» INPUT:
-=-=-
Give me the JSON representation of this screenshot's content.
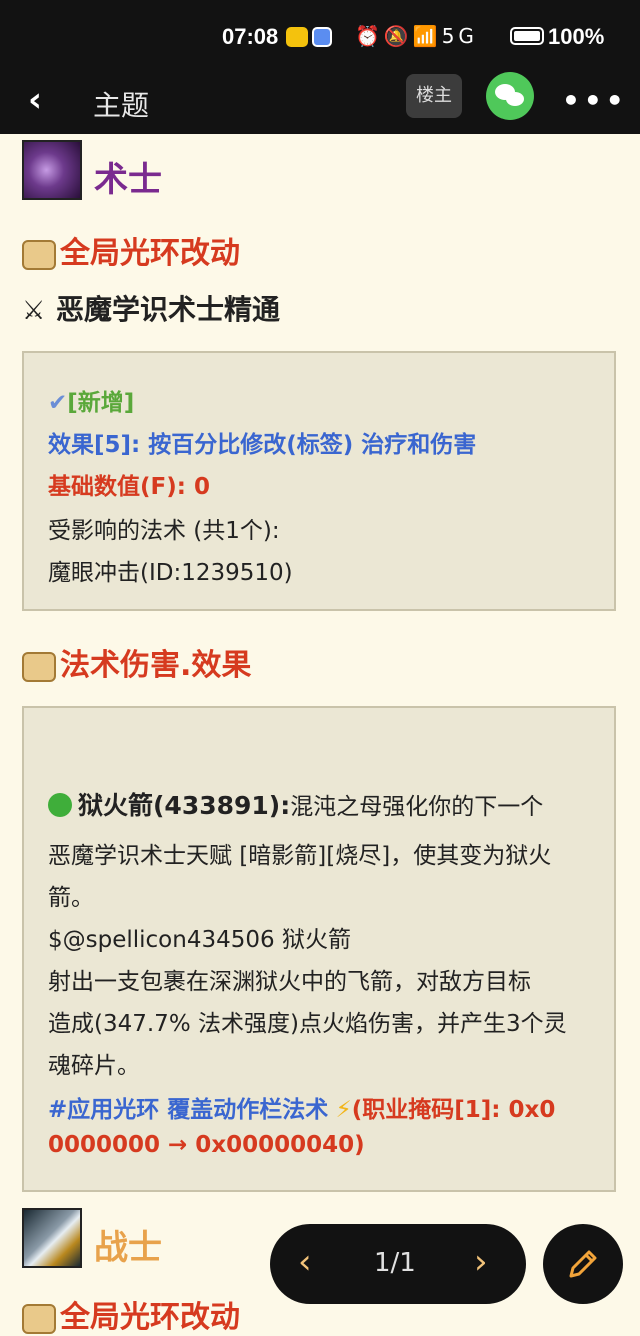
{
  "status_bar": {
    "time": "07:08",
    "icons": "⏰🔕📶5G",
    "battery": "100%"
  },
  "nav": {
    "back": "‹",
    "title": "主题",
    "louzhu": "楼主",
    "more": "•••"
  },
  "warlock": {
    "name": "术士",
    "section1": "全局光环改动",
    "sub1": "恶魔学识术士精通",
    "box1": {
      "new_tag": "[新增]",
      "effect": "效果[5]: 按百分比修改(标签) 治疗和伤害",
      "base_value": "基础数值(F): 0",
      "affected": "受影响的法术 (共1个):",
      "spell": "魔眼冲击(ID:1239510)"
    },
    "section2": "法术伤害.效果",
    "box2": {
      "title": "狱火箭(433891):",
      "l1": "混沌之母强化你的下一个",
      "l2": "恶魔学识术士天赋 [暗影箭][烧尽]，使其变为狱火",
      "l3": "箭。",
      "l4": "$@spellicon434506 狱火箭",
      "l5": "射出一支包裹在深渊狱火中的飞箭，对敌方目标",
      "l6": "造成(347.7% 法术强度)点火焰伤害，并产生3个灵",
      "l7": "魂碎片。",
      "aura": "#应用光环 覆盖动作栏法术",
      "mask1": "(职业掩码[1]: 0x0",
      "mask2": "0000000 → 0x00000040)"
    }
  },
  "warrior": {
    "name": "战士",
    "section1": "全局光环改动"
  },
  "pager": {
    "prev": "‹",
    "page": "1/1",
    "next": "›"
  },
  "colors": {
    "warlock": "#7a2a8f",
    "warrior": "#e8a24b",
    "heading_red": "#d63a1f",
    "link_blue": "#3a66d0",
    "green": "#5aa83a"
  }
}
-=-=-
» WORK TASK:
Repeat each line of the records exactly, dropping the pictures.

» WORKED SOLUTION:
Give me the JSON representation of this screenshot's content.
{
  "status_bar": {
    "time": "07:08",
    "icons": "⏰🔕📶5G",
    "battery": "100%"
  },
  "nav": {
    "back": "‹",
    "title": "主题",
    "louzhu": "楼主",
    "more": "•••"
  },
  "warlock": {
    "name": "术士",
    "section1": "全局光环改动",
    "sub1": "恶魔学识术士精通",
    "box1": {
      "new_tag": "[新增]",
      "effect": "效果[5]: 按百分比修改(标签) 治疗和伤害",
      "base_value": "基础数值(F): 0",
      "affected": "受影响的法术 (共1个):",
      "spell": "魔眼冲击(ID:1239510)"
    },
    "section2": "法术伤害.效果",
    "box2": {
      "title": "狱火箭(433891):",
      "l1": "混沌之母强化你的下一个",
      "l2": "恶魔学识术士天赋 [暗影箭][烧尽]，使其变为狱火",
      "l3": "箭。",
      "l4": "$@spellicon434506 狱火箭",
      "l5": "射出一支包裹在深渊狱火中的飞箭，对敌方目标",
      "l6": "造成(347.7% 法术强度)点火焰伤害，并产生3个灵",
      "l7": "魂碎片。",
      "aura": "#应用光环 覆盖动作栏法术",
      "mask1": "(职业掩码[1]: 0x0",
      "mask2": "0000000 → 0x00000040)"
    }
  },
  "warrior": {
    "name": "战士",
    "section1": "全局光环改动"
  },
  "pager": {
    "prev": "‹",
    "page": "1/1",
    "next": "›"
  },
  "colors": {
    "warlock": "#7a2a8f",
    "warrior": "#e8a24b",
    "heading_red": "#d63a1f",
    "link_blue": "#3a66d0",
    "green": "#5aa83a"
  }
}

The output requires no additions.